“What we’ve tried to do is to increase people’s understanding and appreciation of jewellery by cross-marketing jewels with art – if you show people what is special about a piece of jewellery, whether it’s Art Nouveau, Art Deco or period, they look at it in an entirely different way.” Having accumulated valuable knowledge on jewellery, Hubbard is content with not wearing much herself.
Part of her growing up years were spent in India. “Despite being widely travelled through Europe, nothing really prepared us for India. The night I arrived here, I saw a gecko on the wall! India grew on me. When I went back to boarding school, I missed the sounds of India, the calls of traders, the colours that made you feel so alive, the tastes that are so acute. I felt at home here and to a certain extent, India still remains a special place.
When Hubbard lived in India she was more taken up by the textiles, it was her mother who loved jewellery. “It didn’t capture my imagination then as much as other works of Indian art but when I acquired a more comprehensive understanding of jewellery design, I realised that if there is any one influence that shines over and over again in western jewellery – in the sense of colour, mixture of stones, textures – it is India’s elements. Jewellery now is more of a fashion accessory but when you look at the history of jewellery in India, it was a part of everyone’s everyday life. It has a spiritual connection. You have this most fascinating period with Cartier coming to India and royalty from India travelling to Europe in the 1920s and ’30s to have their royal designs created. This had an enormous impact on the evolution of jewellery design.”
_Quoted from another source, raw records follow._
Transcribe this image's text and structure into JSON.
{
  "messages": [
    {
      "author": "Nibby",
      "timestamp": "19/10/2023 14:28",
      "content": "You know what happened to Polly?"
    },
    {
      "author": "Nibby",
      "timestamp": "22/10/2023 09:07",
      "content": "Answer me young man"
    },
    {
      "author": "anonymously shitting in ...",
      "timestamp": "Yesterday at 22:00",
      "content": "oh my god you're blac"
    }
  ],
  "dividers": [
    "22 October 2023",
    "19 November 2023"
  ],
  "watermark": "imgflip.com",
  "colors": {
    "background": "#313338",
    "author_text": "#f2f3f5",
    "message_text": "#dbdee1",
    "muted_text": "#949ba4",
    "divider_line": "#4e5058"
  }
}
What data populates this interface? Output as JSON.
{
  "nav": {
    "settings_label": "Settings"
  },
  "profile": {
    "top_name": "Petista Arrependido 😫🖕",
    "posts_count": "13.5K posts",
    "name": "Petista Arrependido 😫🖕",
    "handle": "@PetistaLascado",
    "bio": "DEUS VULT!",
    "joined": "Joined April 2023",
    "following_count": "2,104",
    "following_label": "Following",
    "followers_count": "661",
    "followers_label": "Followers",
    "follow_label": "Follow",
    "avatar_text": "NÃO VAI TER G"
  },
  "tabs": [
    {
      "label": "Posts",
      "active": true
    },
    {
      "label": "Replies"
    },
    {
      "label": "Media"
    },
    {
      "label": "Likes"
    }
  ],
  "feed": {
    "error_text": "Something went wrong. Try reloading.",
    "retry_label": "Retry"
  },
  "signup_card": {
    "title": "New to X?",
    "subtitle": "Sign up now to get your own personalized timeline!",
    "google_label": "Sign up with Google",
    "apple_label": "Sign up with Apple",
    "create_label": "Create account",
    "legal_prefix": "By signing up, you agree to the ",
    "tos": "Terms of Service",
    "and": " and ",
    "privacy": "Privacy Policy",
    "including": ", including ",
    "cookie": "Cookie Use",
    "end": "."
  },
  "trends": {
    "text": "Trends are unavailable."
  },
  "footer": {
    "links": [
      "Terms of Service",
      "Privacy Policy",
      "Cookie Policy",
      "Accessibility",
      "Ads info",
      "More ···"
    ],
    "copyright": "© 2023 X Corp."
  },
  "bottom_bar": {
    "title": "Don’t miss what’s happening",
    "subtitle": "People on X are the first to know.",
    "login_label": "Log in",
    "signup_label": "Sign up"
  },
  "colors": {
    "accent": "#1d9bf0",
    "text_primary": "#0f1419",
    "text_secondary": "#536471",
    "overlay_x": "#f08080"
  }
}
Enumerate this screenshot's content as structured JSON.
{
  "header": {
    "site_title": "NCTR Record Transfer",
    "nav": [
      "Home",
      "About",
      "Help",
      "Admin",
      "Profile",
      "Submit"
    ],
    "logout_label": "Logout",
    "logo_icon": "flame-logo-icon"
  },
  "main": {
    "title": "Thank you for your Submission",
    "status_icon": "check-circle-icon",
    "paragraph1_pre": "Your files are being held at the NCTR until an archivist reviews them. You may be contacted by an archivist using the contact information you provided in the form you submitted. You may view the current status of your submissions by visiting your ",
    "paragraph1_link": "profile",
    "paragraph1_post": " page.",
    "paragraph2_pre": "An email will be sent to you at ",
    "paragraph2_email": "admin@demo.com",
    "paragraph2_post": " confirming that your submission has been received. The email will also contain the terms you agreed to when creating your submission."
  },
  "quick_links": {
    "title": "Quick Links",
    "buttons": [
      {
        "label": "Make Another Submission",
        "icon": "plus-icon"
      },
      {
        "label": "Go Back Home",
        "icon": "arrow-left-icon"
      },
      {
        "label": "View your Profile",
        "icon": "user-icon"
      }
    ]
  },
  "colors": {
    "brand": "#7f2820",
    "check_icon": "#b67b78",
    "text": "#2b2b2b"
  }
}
There is a feverish pitch which auctions resound with, Hubbard has discovered. It plays out like high drama and the energy levels are strung at a strikingly high resonance, more so now because “Sotheby’s has realised we need a global approach. Things got interesting when we generated interest in jewellery sales by using our network of officers around the world to mobilise people who would want to buy. You don’t have to be an expert to appreciate jewellery. Everyone buys it for some reason or the other, therefore everyone feels comfortable in a jewellery exhibition, to see and learn about what they might have never known. Making each jewellery auction the focus of an international community and effort, allows us to bring in that pitch. The Duchess of Windsor’s sale was one such unique experience in the annals of auction history.”
Hubbard sounds like a sleek panther on the prowl: “Every sale is about the hunt for that one piece. Once you manage to get it, then begins the hunt for that person who will be the next owner. That itself makes for a very interesting pursuit. While putting an auction together, it begins with no plan. It depends on what becomes the core of that sale and that’s not something that you can plan. An auction planned for December 2008 has the most extraordinary 27 carat Kashmir sapphire, turn of the century mounting with a double row of diamonds. Kashmir sapphires played out years ago. They are a rarity now and command a higher price than Sri Lankan ones. It’s this sort of thing that one starts to build a sale on and then it just rolls up, that’s why it’s a hunt.”
Every piece of jewellery tells a story, carries a history, speaks of a culture. It’s the most personal of all decorative arts, it’s easy for people to relate to. “I have a lecture which is titled, If Jewels Could Talk, because each piece evokes a memory….”